Deburghgraeve said he and his colleagues have been “shocked” at the ages of some of their patients. He’s had several in their 30s, 40s and 50s, he said. The coronavirus, he warned, doesn’t just affect older people.
“What’s very devastating for me is some people we know will not survive,” he said, “and since they’re not allowed to have visitors, I may be the last face they see and voice they hear ever as I put them to sleep (general anesthesia) prior to being on a ventilator.
“So, despite being busy … I try to show extra compassion, extra emotion, try to hold their hands and as much as I can (have) human connection, despite the fact that I’m wearing what looks like a space suit.”

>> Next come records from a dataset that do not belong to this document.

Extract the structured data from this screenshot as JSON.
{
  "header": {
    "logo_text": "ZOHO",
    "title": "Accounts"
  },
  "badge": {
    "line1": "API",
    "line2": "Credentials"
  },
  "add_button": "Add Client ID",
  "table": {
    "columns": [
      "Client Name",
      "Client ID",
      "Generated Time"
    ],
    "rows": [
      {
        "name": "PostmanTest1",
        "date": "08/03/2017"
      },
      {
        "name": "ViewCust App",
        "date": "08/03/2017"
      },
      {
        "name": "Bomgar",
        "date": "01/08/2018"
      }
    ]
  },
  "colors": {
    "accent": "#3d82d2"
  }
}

See how this pulls in all the elements of newswriting we’ve been learning: short paragraphs, vivid details, objective, direct quotes, AP style, etc..
Here is one about an artist who projecting memorials to COVID-19 victims that ran in The Washingtonian.
Maybe it’s an image of a closed shop and you interview the owner. Maybe it’s the image of a masked gas station clerk. Maybe a running trail, an you interview someone walking or running wearing a mask. What is their story? Like this..
A Year Without Races
By Greg Rienzi
Veram Alvi, 31, right now would be training for the Berlin Marathon. Today would be a 10-mile tempo run at Loch Raven Reservoir, his usual Saturday morning location. However, the road that is normally closed on weekends to runners and cyclists has been left often, as state officials want to slow the spread of the coronavirus by limiting crowd gatherings, even a mass of people looking to stay fit and active like Alvi.
Alvi also has no race to train for anymore. On April 21, the news came that the Berlin Marathon, scheduled for Sept. 27, has been canceled due to coronavirus restrictions. According to an announcement on the race’s event page, the marathon can’t be run as scheduled because of an ordinance set in place by the German government prohibiting all events with more than 5,000 people from now until Oct. 24.
So, Alvi today decided to run just 8 miles along the Inner Harbor, starting from the Locus Point neighborhood.
“I want to stay fit and race ready, even with no race of any kind on the horizon,” said Alvi, dressed in navy blue tights, a fitted long-sleeve shirt and a black mask to protect him from catching the virus. “Maybe some other smaller fall marathon stays open, or a later fall race. I don’t want to stop running.”
Alvi says running with the mask is far from ideal. Breathing is rather an important aspect of the activity, he jokes, and he can’t catch a full deep breath. However, when running in locations like this he worries about bumping into a mix of people. “Better to be safe than sorry,” he said. “On roads and trails near my house I don’t wear a mask, but here in downtown on a Saturday I thought it was the smart thing to do.”
Alvi, who works as a research technician for CBH Health, says that running gives him an outlet to relieve the stress of anxiety of his job. He recently converted to working remote and he worries about being able to return to the lab “when this is all over.”
“Who knows what will happen in a few weeks, months. How long this will continue,” he said.
So, he runs, for a race that might never come, at least not in this calendar year. But maybe 2021, when life will be different.
Like that. Short, but detailed and poignant and relevant for the here and now. The reader understands the context so you don’t have to give them too much detail/background, but some is still useful and important. See how with this sample it’s newsworthy because we got in the timely news of the Berlin Marathon (one of the largest and most popular marathons in the world) and a lot of people can relate to what Alvi is going through in terms of favorite exercise spots being closed. Look for a subject like this.
I will also post a video about this assignment on Blackboard. And please reach out to me with ideas or concepts. Happy to help you pick something worthwhile.